WHAT IS EXPECTED:
Would you retype all of these records exactly?

(Entries from a dataset of interfaces)
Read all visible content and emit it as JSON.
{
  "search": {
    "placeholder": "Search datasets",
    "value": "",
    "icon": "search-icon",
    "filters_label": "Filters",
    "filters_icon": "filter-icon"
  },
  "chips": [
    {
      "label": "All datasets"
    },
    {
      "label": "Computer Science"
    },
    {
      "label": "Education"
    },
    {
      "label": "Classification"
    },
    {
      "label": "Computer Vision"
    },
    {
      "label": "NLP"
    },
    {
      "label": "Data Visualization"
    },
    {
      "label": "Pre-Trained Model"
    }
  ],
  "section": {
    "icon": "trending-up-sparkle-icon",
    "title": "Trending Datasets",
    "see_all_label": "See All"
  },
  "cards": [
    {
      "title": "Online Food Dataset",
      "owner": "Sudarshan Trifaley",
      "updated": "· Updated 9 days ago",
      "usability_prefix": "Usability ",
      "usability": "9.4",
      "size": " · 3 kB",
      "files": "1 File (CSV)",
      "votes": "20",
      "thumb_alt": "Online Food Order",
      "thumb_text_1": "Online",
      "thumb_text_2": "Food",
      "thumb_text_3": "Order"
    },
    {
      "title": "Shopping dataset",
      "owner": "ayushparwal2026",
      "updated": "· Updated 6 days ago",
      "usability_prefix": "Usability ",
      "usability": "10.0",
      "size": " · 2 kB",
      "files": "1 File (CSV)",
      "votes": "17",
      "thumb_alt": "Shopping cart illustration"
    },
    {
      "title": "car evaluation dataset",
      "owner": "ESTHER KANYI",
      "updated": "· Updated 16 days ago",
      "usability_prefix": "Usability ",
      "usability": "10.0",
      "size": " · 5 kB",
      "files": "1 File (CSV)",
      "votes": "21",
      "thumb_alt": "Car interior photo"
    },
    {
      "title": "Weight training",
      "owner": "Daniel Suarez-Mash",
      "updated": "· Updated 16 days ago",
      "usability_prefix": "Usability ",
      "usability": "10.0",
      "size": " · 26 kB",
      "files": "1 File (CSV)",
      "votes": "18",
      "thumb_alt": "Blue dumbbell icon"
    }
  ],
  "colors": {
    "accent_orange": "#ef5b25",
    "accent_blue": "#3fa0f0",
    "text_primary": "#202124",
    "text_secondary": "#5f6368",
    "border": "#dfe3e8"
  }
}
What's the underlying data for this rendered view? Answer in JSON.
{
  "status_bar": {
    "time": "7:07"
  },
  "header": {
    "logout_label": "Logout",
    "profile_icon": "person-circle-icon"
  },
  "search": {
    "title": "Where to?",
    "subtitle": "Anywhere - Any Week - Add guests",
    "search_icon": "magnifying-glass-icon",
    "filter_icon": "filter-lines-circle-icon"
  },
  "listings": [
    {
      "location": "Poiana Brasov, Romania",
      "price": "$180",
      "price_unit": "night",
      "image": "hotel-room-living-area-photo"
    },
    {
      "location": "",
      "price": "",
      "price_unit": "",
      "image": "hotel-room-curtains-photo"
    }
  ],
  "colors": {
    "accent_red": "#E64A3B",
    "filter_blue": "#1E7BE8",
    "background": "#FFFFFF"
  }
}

EXERCISE SOLUTION:
Read all visible content and emit it as JSON.
{
  "search": {
    "placeholder": "Search datasets",
    "value": "",
    "icon": "search-icon",
    "filters_label": "Filters",
    "filters_icon": "filter-icon"
  },
  "chips": [
    {
      "label": "All datasets"
    },
    {
      "label": "Computer Science"
    },
    {
      "label": "Education"
    },
    {
      "label": "Classification"
    },
    {
      "label": "Computer Vision"
    },
    {
      "label": "NLP"
    },
    {
      "label": "Data Visualization"
    },
    {
      "label": "Pre-Trained Model"
    }
  ],
  "section": {
    "icon": "trending-up-sparkle-icon",
    "title": "Trending Datasets",
    "see_all_label": "See All"
  },
  "cards": [
    {
      "title": "Online Food Dataset",
      "owner": "Sudarshan Trifaley",
      "updated": "· Updated 9 days ago",
      "usability_prefix": "Usability ",
      "usability": "9.4",
      "size": " · 3 kB",
      "files": "1 File (CSV)",
      "votes": "20",
      "thumb_alt": "Online Food Order",
      "thumb_text_1": "Online",
      "thumb_text_2": "Food",
      "thumb_text_3": "Order"
    },
    {
      "title": "Shopping dataset",
      "owner": "ayushparwal2026",
      "updated": "· Updated 6 days ago",
      "usability_prefix": "Usability ",
      "usability": "10.0",
      "size": " · 2 kB",
      "files": "1 File (CSV)",
      "votes": "17",
      "thumb_alt": "Shopping cart illustration"
    },
    {
      "title": "car evaluation dataset",
      "owner": "ESTHER KANYI",
      "updated": "· Updated 16 days ago",
      "usability_prefix": "Usability ",
      "usability": "10.0",
      "size": " · 5 kB",
      "files": "1 File (CSV)",
      "votes": "21",
      "thumb_alt": "Car interior photo"
    },
    {
      "title": "Weight training",
      "owner": "Daniel Suarez-Mash",
      "updated": "· Updated 16 days ago",
      "usability_prefix": "Usability ",
      "usability": "10.0",
      "size": " · 26 kB",
      "files": "1 File (CSV)",
      "votes": "18",
      "thumb_alt": "Blue dumbbell icon"
    }
  ],
  "colors": {
    "accent_orange": "#ef5b25",
    "accent_blue": "#3fa0f0",
    "text_primary": "#202124",
    "text_secondary": "#5f6368",
    "border": "#dfe3e8"
  }
}
What's the underlying data for this rendered view? Answer in JSON.
{
  "status_bar": {
    "time": "7:07"
  },
  "header": {
    "logout_label": "Logout",
    "profile_icon": "person-circle-icon"
  },
  "search": {
    "title": "Where to?",
    "subtitle": "Anywhere - Any Week - Add guests",
    "search_icon": "magnifying-glass-icon",
    "filter_icon": "filter-lines-circle-icon"
  },
  "listings": [
    {
      "location": "Poiana Brasov, Romania",
      "price": "$180",
      "price_unit": "night",
      "image": "hotel-room-living-area-photo"
    },
    {
      "location": "",
      "price": "",
      "price_unit": "",
      "image": "hotel-room-curtains-photo"
    }
  ],
  "colors": {
    "accent_red": "#E64A3B",
    "filter_blue": "#1E7BE8",
    "background": "#FFFFFF"
  }
}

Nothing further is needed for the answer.